To judge, or not to judge, that is the (editing) question (part 1)

Recently, I’ve had more than a few friends tell me they get nervous when sending me a text message.

Why would this be? I’m fairly direct, somewhat blunt and occasionally prickly—okay, I’m frequently prickly. But surely I’m not that bad? Am I?

Editing Question-Just Right Words

After some not so subtle probing, it transpires they’re worried I’ll pick them up on spelling or grammar errors.

In their text messages.

Where auto-correct and predictive text are our (ungrammatical) rulers and typos are a dime a dozen.

I’d like to think they’re joking—I hope so—but their concern prompts me to ask this question:

When is it acceptable to have made errors in writing?

The pedant in me is screaming ‘NEVER’, but there are definitely times I have to tell that part of my personality to shush. There are times we can, and should, look past mistakes in writing.

      • Text messages or quick emails or scribbled notes – when intended for your family, friends or colleagues – shouldn’t need to be perfect.
      • First drafts (or, indeed, second or third drafts) of longer written pieces should focus more on nailing the content than on the secretarial aspects.
      • Short posts or comments on social media can also get away with occasional spelling, punctuation or basic grammar errors. (I’m always wary, though, because social media appears to be a bit of a hunting ground for grammar-righteous people who have too much time on their hands.)

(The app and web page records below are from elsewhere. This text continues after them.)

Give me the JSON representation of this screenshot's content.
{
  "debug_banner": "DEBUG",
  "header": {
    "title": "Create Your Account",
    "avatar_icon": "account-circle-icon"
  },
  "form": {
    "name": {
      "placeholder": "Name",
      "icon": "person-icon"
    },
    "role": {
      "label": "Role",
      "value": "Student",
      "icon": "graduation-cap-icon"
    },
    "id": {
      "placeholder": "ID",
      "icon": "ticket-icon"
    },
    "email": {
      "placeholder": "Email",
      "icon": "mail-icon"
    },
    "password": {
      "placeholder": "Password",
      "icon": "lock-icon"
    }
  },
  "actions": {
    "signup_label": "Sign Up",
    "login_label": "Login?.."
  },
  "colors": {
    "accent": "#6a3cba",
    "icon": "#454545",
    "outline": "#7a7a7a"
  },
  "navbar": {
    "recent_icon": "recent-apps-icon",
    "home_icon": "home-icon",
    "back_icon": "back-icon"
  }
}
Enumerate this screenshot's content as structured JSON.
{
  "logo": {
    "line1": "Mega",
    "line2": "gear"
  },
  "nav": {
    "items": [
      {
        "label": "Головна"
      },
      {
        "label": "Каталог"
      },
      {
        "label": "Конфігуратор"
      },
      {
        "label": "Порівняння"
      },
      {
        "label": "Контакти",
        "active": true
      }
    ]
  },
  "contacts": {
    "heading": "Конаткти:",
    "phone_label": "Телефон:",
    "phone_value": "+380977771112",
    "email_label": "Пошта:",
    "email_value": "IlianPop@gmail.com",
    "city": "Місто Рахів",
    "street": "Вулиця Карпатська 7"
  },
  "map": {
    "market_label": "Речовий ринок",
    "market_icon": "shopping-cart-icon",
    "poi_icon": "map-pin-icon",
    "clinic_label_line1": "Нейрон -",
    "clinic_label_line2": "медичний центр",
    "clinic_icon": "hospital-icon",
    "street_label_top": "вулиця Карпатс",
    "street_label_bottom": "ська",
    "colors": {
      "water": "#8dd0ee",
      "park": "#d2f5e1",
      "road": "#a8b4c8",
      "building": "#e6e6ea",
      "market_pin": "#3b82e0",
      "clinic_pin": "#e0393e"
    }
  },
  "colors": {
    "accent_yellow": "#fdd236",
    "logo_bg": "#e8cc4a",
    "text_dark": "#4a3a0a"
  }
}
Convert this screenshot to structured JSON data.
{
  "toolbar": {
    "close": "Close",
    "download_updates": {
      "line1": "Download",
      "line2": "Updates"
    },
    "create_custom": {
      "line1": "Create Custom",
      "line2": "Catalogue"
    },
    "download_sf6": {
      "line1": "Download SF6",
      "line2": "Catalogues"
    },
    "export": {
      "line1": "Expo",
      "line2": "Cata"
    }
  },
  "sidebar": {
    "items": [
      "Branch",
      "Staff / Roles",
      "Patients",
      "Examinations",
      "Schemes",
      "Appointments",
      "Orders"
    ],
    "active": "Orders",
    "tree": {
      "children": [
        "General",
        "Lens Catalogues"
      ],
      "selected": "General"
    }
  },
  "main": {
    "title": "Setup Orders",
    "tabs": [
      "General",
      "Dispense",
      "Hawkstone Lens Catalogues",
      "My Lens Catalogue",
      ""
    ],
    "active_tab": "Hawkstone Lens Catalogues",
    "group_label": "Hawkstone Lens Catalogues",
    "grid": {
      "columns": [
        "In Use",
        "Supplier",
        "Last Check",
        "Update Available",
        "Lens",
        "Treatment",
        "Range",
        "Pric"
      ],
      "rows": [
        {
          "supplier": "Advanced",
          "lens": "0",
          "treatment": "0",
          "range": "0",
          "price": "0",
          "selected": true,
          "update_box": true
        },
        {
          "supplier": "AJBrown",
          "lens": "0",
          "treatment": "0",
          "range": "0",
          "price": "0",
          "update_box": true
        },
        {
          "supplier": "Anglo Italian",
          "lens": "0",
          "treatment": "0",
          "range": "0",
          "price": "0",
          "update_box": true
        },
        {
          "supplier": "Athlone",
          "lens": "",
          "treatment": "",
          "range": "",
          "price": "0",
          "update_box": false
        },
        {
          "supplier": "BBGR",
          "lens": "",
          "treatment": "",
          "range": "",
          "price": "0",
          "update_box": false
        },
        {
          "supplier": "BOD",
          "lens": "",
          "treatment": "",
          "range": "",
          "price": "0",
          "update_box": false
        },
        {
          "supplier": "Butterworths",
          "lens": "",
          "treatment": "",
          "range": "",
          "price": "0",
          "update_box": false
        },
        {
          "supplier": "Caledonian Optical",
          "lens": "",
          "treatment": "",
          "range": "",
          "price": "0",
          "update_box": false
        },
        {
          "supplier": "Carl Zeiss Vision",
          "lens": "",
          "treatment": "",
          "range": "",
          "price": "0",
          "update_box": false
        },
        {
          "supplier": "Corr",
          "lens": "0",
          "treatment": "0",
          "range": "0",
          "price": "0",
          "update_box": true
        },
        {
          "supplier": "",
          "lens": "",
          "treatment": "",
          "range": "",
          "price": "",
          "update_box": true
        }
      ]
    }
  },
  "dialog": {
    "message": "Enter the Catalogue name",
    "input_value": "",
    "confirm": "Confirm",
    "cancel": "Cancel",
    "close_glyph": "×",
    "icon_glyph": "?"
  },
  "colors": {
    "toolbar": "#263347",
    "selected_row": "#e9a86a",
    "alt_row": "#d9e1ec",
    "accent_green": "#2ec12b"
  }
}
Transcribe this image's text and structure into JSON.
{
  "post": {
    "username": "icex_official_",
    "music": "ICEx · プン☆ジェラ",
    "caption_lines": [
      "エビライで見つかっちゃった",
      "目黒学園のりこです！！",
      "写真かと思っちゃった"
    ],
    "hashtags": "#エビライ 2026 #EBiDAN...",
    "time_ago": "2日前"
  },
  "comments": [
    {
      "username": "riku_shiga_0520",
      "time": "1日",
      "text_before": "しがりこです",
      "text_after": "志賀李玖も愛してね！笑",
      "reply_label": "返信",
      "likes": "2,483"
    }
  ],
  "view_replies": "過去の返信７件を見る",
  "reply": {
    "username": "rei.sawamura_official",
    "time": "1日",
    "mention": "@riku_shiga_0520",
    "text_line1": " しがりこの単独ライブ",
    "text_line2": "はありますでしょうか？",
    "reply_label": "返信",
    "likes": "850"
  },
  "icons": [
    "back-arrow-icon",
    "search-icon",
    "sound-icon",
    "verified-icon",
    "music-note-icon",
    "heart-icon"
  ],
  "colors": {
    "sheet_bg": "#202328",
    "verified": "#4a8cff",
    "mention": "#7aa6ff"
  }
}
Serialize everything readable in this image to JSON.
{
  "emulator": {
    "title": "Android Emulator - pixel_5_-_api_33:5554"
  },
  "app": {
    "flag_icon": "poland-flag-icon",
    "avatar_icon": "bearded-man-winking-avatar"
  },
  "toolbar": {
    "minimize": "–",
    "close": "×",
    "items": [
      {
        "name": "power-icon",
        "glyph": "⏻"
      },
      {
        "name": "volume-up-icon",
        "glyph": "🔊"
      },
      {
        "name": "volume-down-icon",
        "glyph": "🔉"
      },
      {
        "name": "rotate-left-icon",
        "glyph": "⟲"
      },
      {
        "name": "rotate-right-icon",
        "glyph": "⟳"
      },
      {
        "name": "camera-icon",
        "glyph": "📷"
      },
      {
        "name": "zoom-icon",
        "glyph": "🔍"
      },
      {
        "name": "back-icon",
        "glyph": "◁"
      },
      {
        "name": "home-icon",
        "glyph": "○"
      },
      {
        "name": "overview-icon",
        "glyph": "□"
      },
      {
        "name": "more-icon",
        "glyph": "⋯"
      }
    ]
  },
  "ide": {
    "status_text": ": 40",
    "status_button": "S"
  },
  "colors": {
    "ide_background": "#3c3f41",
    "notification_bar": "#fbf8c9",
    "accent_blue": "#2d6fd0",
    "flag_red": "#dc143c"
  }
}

Your ‘care factor’ concerning the ‘correctness’ of your written communication should really be dependent on four things:

      • your audience
      • the platform
      • the subject
      • your intention.

As an editor and a writer, I believe these four areas make all the difference when it comes to the potential consequences of a few errors.

About the Author

Kellie Nissen